Let me first say that I agree with all of the other reviewers on this book, that the mystery elements are decidedly weak. That being said, this book is a fitting end to the saga of the extended Emerson family, if, indeed, it is to be the last one in the series.
Yes, it is definitely a gathering of friends and family, and yes, several loose ends from previous books in the series have been nicely wrapped up. But beyond that, Tomb of the Golden Bird is a realistic continuation of the lives of this amazing family. The characters have grown, they've learned, yet they remain a close-knit, loving family. The familial details serve as a fitting focal point to the story, not a distraction-- if anything, in this book, the mystery elements were almost a distraction from the family drama.

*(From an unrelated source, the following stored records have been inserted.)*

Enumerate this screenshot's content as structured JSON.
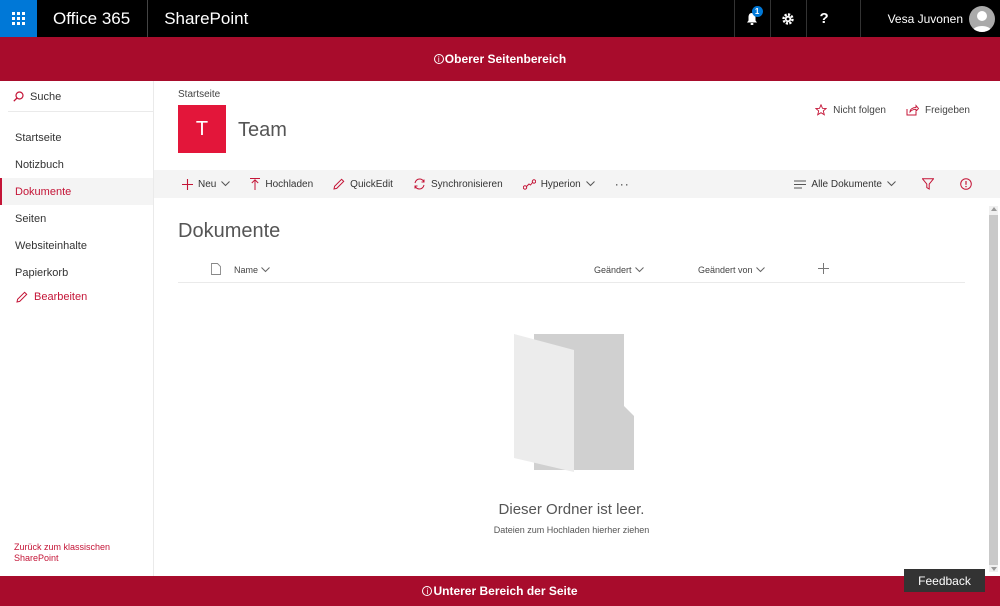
{
  "suitebar": {
    "app_launcher_icon": "waffle-icon",
    "office_label": "Office 365",
    "sharepoint_label": "SharePoint",
    "notification_count": "1",
    "help_glyph": "?",
    "user_name": "Vesa Juvonen"
  },
  "top_band": {
    "label": "Oberer Seitenbereich",
    "color": "#a80c2c"
  },
  "bottom_band": {
    "label": "Unterer Bereich der Seite",
    "color": "#a80c2c"
  },
  "nav": {
    "search_label": "Suche",
    "items": [
      {
        "label": "Startseite"
      },
      {
        "label": "Notizbuch"
      },
      {
        "label": "Dokumente",
        "selected": true
      },
      {
        "label": "Seiten"
      },
      {
        "label": "Websiteinhalte"
      },
      {
        "label": "Papierkorb"
      }
    ],
    "edit_label": "Bearbeiten",
    "back_label": "Zurück zum klassischen SharePoint"
  },
  "header": {
    "breadcrumb": "Startseite",
    "logo_letter": "T",
    "site_title": "Team",
    "follow_label": "Nicht folgen",
    "share_label": "Freigeben",
    "accent": "#e3163a"
  },
  "commandbar": {
    "new_label": "Neu",
    "upload_label": "Hochladen",
    "quickedit_label": "QuickEdit",
    "sync_label": "Synchronisieren",
    "hyperion_label": "Hyperion",
    "more_label": "···",
    "view_label": "Alle Dokumente"
  },
  "library": {
    "title": "Dokumente",
    "columns": {
      "name": "Name",
      "modified": "Geändert",
      "modified_by": "Geändert von"
    },
    "empty_title": "Dieser Ordner ist leer.",
    "empty_subtitle": "Dateien zum Hochladen hierher ziehen"
  },
  "feedback_label": "Feedback"
}
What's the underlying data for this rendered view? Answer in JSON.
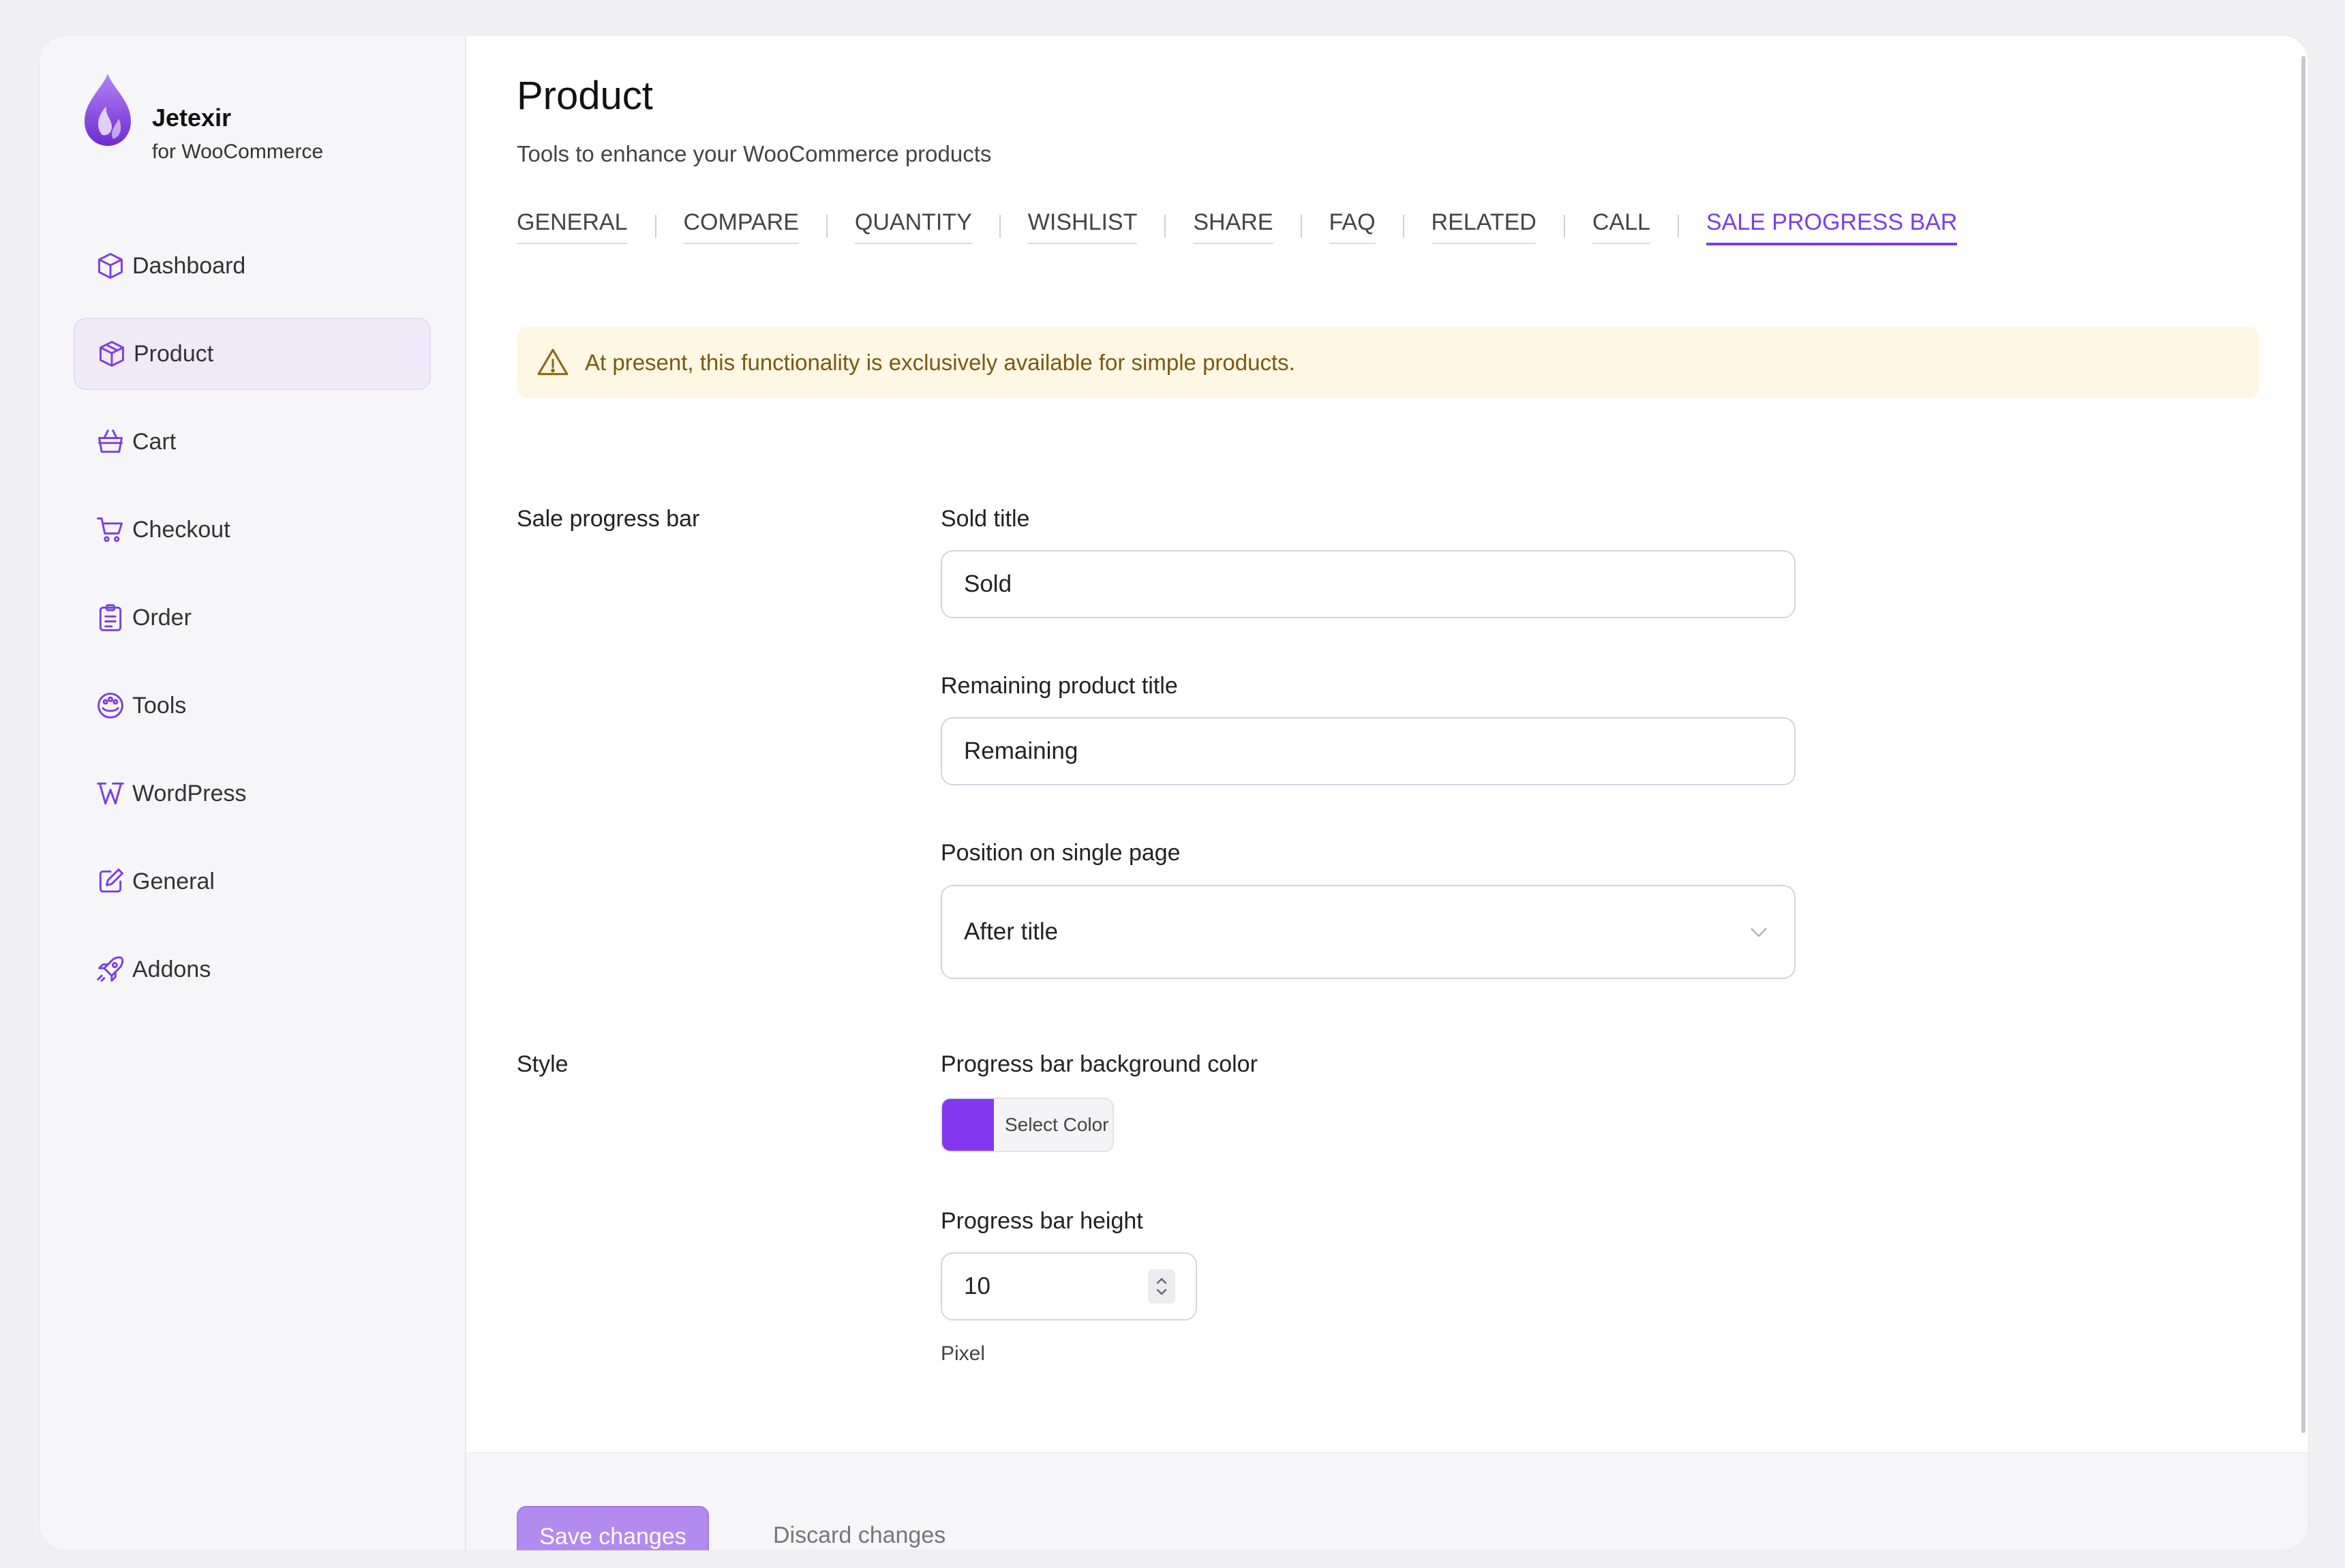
{
  "brand": {
    "name": "Jetexir",
    "subtitle": "for WooCommerce"
  },
  "colors": {
    "accent": "#7e3ee0",
    "active_nav_bg": "#eeeaf8",
    "notice_bg": "#fdf7e3",
    "progress_swatch": "#8338f0",
    "save_button": "#b38af0"
  },
  "sidebar": {
    "items": [
      {
        "label": "Dashboard",
        "icon": "box-icon",
        "active": false
      },
      {
        "label": "Product",
        "icon": "box-icon",
        "active": true
      },
      {
        "label": "Cart",
        "icon": "basket-icon",
        "active": false
      },
      {
        "label": "Checkout",
        "icon": "cart-icon",
        "active": false
      },
      {
        "label": "Order",
        "icon": "clipboard-icon",
        "active": false
      },
      {
        "label": "Tools",
        "icon": "palette-icon",
        "active": false
      },
      {
        "label": "WordPress",
        "icon": "wordpress-icon",
        "active": false
      },
      {
        "label": "General",
        "icon": "edit-icon",
        "active": false
      },
      {
        "label": "Addons",
        "icon": "rocket-icon",
        "active": false
      }
    ]
  },
  "header": {
    "title": "Product",
    "subtitle": "Tools to enhance your WooCommerce products"
  },
  "tabs": [
    "GENERAL",
    "COMPARE",
    "QUANTITY",
    "WISHLIST",
    "SHARE",
    "FAQ",
    "RELATED",
    "CALL",
    "SALE PROGRESS BAR"
  ],
  "active_tab": "SALE PROGRESS BAR",
  "notice": {
    "text": "At present, this functionality is exclusively available for simple products."
  },
  "sections": {
    "sale_progress_bar": {
      "label": "Sale progress bar",
      "sold_title": {
        "label": "Sold title",
        "value": "Sold"
      },
      "remaining_title": {
        "label": "Remaining product title",
        "value": "Remaining"
      },
      "position": {
        "label": "Position on single page",
        "value": "After title"
      }
    },
    "style": {
      "label": "Style",
      "bg_color": {
        "label": "Progress bar background color",
        "button": "Select Color",
        "value": "#8338f0"
      },
      "height": {
        "label": "Progress bar height",
        "value": "10",
        "unit": "Pixel"
      }
    }
  },
  "footer": {
    "save": "Save changes",
    "discard": "Discard changes"
  }
}
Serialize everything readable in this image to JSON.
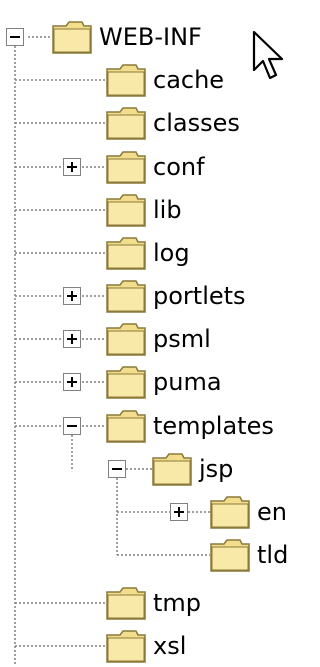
{
  "tree": {
    "root": {
      "label": "WEB-INF",
      "expanded": true
    },
    "items": [
      {
        "label": "cache",
        "has_children": false
      },
      {
        "label": "classes",
        "has_children": false
      },
      {
        "label": "conf",
        "has_children": true,
        "expanded": false
      },
      {
        "label": "lib",
        "has_children": false
      },
      {
        "label": "log",
        "has_children": false
      },
      {
        "label": "portlets",
        "has_children": true,
        "expanded": false
      },
      {
        "label": "psml",
        "has_children": true,
        "expanded": false
      },
      {
        "label": "puma",
        "has_children": true,
        "expanded": false
      },
      {
        "label": "templates",
        "has_children": true,
        "expanded": true
      },
      {
        "label": "jsp",
        "has_children": true,
        "expanded": true
      },
      {
        "label": "en",
        "has_children": true,
        "expanded": false
      },
      {
        "label": "tld",
        "has_children": false
      },
      {
        "label": "tmp",
        "has_children": false
      },
      {
        "label": "xsl",
        "has_children": false
      }
    ]
  },
  "icons": {
    "folder": "folder-icon",
    "expand": "plus-box-icon",
    "collapse": "minus-box-icon",
    "cursor": "mouse-pointer-icon"
  },
  "colors": {
    "folder_fill": "#f2dd8c",
    "folder_stroke": "#8a7a3a",
    "line": "#808080",
    "box_stroke": "#808080"
  }
}
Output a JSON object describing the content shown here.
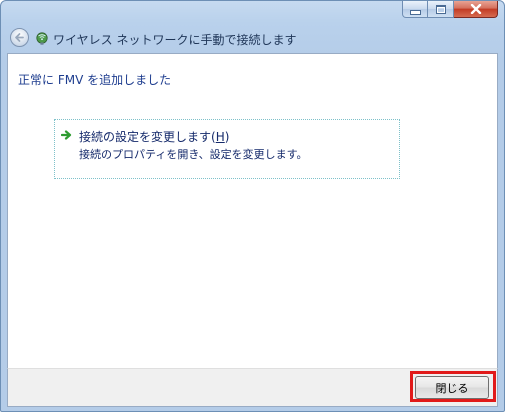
{
  "window": {
    "title": "ワイヤレス ネットワークに手動で接続します",
    "icons": {
      "back": "back-arrow-icon",
      "network": "wireless-network-icon"
    }
  },
  "content": {
    "heading": "正常に FMV を追加しました",
    "command_link": {
      "title_prefix": "接続の設定を変更します(",
      "accelerator": "H",
      "title_suffix": ")",
      "description": "接続のプロパティを開き、設定を変更します。",
      "icon": "green-arrow-icon"
    }
  },
  "footer": {
    "close_label": "閉じる"
  },
  "colors": {
    "heading": "#1e3d8f",
    "highlight": "#e11a1a",
    "link_border": "#7ec1c9"
  }
}
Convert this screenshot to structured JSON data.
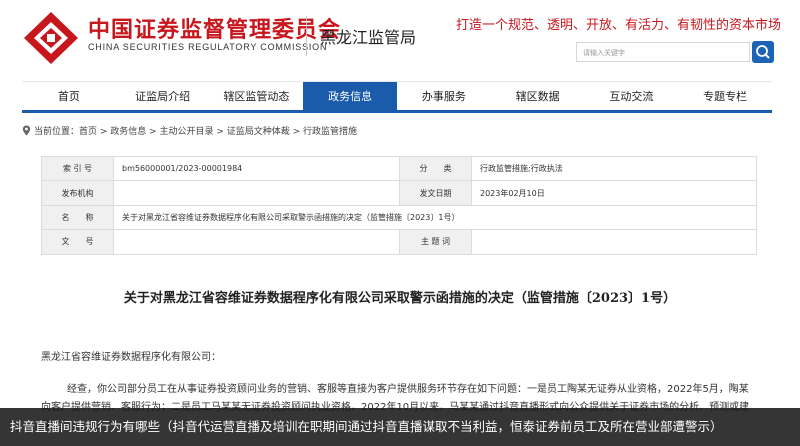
{
  "header": {
    "logo_cn": "中国证券监督管理委员会",
    "logo_en": "CHINA SECURITIES REGULATORY COMMISSION",
    "branch": "黑龙江监管局",
    "slogan": "打造一个规范、透明、开放、有活力、有韧性的资本市场",
    "search_placeholder": "请输入关键字",
    "brand_color": "#c8161d",
    "accent_color": "#1a5cab"
  },
  "nav": {
    "items": [
      "首页",
      "证监局介绍",
      "辖区监管动态",
      "政务信息",
      "办事服务",
      "辖区数据",
      "互动交流",
      "专题专栏"
    ],
    "active_index": 3
  },
  "breadcrumb": {
    "text": "当前位置：首页 > 政务信息 > 主动公开目录 > 证监局文种体裁 > 行政监管措施"
  },
  "meta": {
    "index_label": "索 引 号",
    "index_value": "bm56000001/2023-00001984",
    "category_label": "分　　类",
    "category_value": "行政监管措施;行政执法",
    "issuer_label": "发布机构",
    "issuer_value": "",
    "date_label": "发文日期",
    "date_value": "2023年02月10日",
    "name_label": "名　　称",
    "name_value": "关于对黑龙江省容维证券数据程序化有限公司采取警示函措施的决定（监管措施〔2023〕1号）",
    "docno_label": "文　　号",
    "docno_value": "",
    "subject_label": "主 题 词",
    "subject_value": ""
  },
  "document": {
    "title": "关于对黑龙江省容维证券数据程序化有限公司采取警示函措施的决定（监管措施〔2023〕1号）",
    "addressee": "黑龙江省容维证券数据程序化有限公司：",
    "body": "经查，你公司部分员工在从事证券投资顾问业务的营销、客服等直接为客户提供服务环节存在如下问题：一是员工陶某无证券从业资格，2022年5月，陶某向客户提供营销、客服行为；二是员工马某某无证券投资顾问执业资格，2022年10月以来，马某某通过抖音直播形式向公众提供关于证券市场的分析、预测或建议"
  },
  "caption": {
    "text": "抖音直播间违规行为有哪些（抖音代运营直播及培训在职期间通过抖音直播谋取不当利益，恒泰证券前员工及所在营业部遭警示）"
  }
}
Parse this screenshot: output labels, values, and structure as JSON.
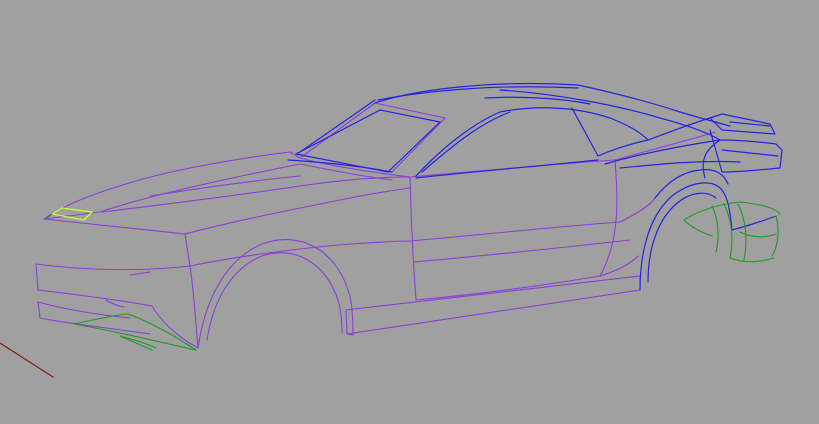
{
  "viewport": {
    "background": "#a0a0a0",
    "colors": {
      "body_curves": "#8a3fd6",
      "upper_curves": "#2424e0",
      "trim_curves": "#1f9a1f",
      "highlight_curve": "#c8ff3a",
      "axis": "#8a1a1a"
    }
  }
}
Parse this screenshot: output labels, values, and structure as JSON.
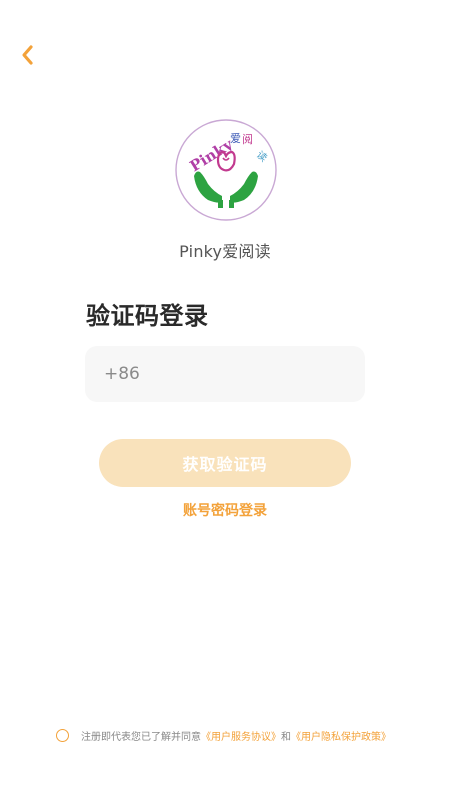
{
  "header": {
    "back_icon": "chevron-left-icon"
  },
  "brand": {
    "logo_text_en": "Pinky",
    "logo_text_cn": "爱阅读",
    "app_name": "Pinky爱阅读"
  },
  "login": {
    "title": "验证码登录",
    "country_code": "+86",
    "phone_value": "",
    "get_code_label": "获取验证码",
    "password_login_label": "账号密码登录"
  },
  "agreement": {
    "prefix": "注册即代表您已了解并同意",
    "user_agreement": "《用户服务协议》",
    "conjunction": "和",
    "privacy_policy": "《用户隐私保护政策》",
    "checked": false
  },
  "colors": {
    "accent": "#f3a23a",
    "button_disabled_bg": "#f9e2bb",
    "input_bg": "#f7f7f7",
    "title_text": "#2a2a2a",
    "muted_text": "#888888"
  }
}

Elizabeth Peters finally tackles the discovery and excavation of the tomb of King Tut, and she inserts the Emerson family into the excitement with great realism. Family patriarch, Radcliffe Emerson, by virtue of one of his characteristic outbursts, manages to get himself, his family and friends banned from participating in the excavation of the tomb. Despite this, we still manage to get plenty of details about the excavation as Peters manages to find credible ways to insert the Emersons into the excavation without harm to historical veracity.
While I agree with the other reviewers that this book is not as strong as some of the others in the series, I am still giving it 5 stars, because Peters has maintained a consistency of quality throughout the series, and has also succeeded from keeping the familial and personal elements from becoming annoying intrusions-- unlike other writers such as Patricia Cornwell.
With this book, Peters faces the problem that has long troubled writers-- how do you have your beloved characters age gracefully and how do you allow for the fact that when you write a series set in the past, you have to include the historical elements that occur with the passage of time, no matter how inconvenient they may be? Peters tackles these things head on-- rather than pretending that the Emersons were the excavators of Tut's tomb, she finds a plausible reason to leave them on the outskirts. Rather than pretending that the political turmoil in Egypt did not happen, she involves her characters in the issue of nationalism and rebellion against British colonialism.
I hate to think that this is the last Amelia Peabody book, because I have loved each and every one of them. But if, indeed, it is, Peters has written a fitting ending to the series. Amelia Peabody forever!